Many of the laborers working on construction of the new stadium and nearby roads, hotels, and other infrastructure are recruited from foreign countries, largely from South and Southeast Asian countries such as Bangladesh, India, and Nepal.
Many migrant workers are lured there with the promise of financial gain, an alternative to the poverty and unemployment often found in their own country, but arrive in Qatar only to find that they have essentially been turned into forced laborers. The worker’s pay recruitment fees to the recruiters in their own country to cover their transportation and accommodations, and then are promised to reap the pay of their work many times with the intent to have it sent back to their family. Upon their arrival, the migrant workers passports and identity documents are confiscated, their wages are often withheld for months at a time or they are given much less than they were promised. Additionally, their living conditions are dirty, unsafe, and generally overcrowded, and many sources estimate that by the end of construction in 2022 around 4,000 migrant workers will have died between extensive hours laboring in the hot weather, falling ill from unsanitary conditions, and falls from the worksites with improper safety measures. Much of the international community is aware of this, and from a legal perspective it seems to easily constitute crimes against humanity, however it is still being allowed to continue. We have not yet reached the estimated 4,000 deaths, and I question with all that therein to gain financially, if in the next four years anything besides the shaming from international organizations will be done. It is an interesting and unfortunate phenomenon how selective the international community is in getting involved in scenarios which constitute international crimes.

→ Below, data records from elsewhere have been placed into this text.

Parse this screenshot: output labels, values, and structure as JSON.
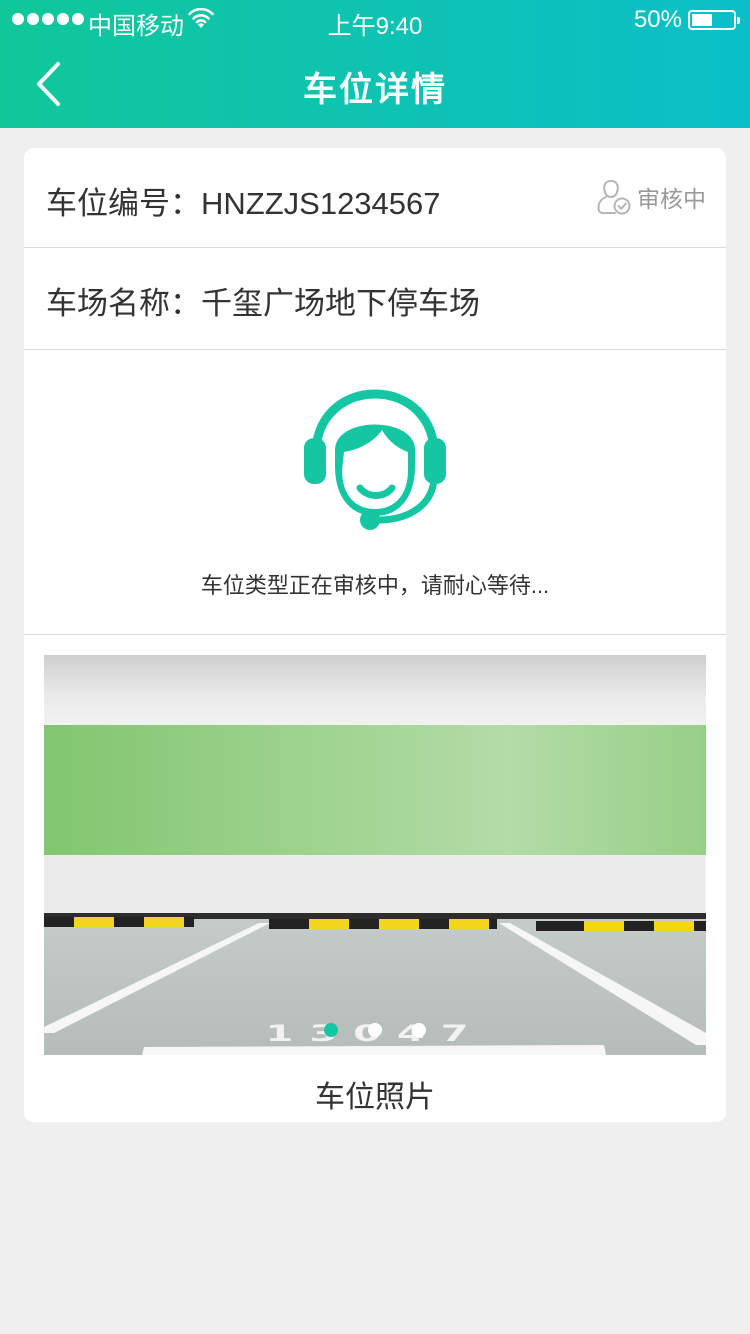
{
  "status_bar": {
    "carrier": "中国移动",
    "time": "上午9:40",
    "battery": "50%",
    "battery_level": 0.5,
    "signal_icon": "signal-dots-icon",
    "wifi_icon": "wifi-icon"
  },
  "nav": {
    "title": "车位详情",
    "back_icon": "chevron-left-icon"
  },
  "detail": {
    "space_number": "车位编号：HNZZJS1234567",
    "review_status": "审核中",
    "lot_name": "车场名称：千玺广场地下停车场"
  },
  "review": {
    "icon": "customer-service-icon",
    "message": "车位类型正在审核中，请耐心等待..."
  },
  "photos": {
    "caption": "车位照片",
    "image_number": "13047",
    "count": 3,
    "active_index": 0
  },
  "colors": {
    "accent": "#14c6a2",
    "header_start": "#10c79a",
    "header_end": "#0bbfc8"
  }
}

I strongly hope, but with little optimism, that the world will not see condemning and acting on this, as a situation where there is too much to lose by doing so, but only time will determine this.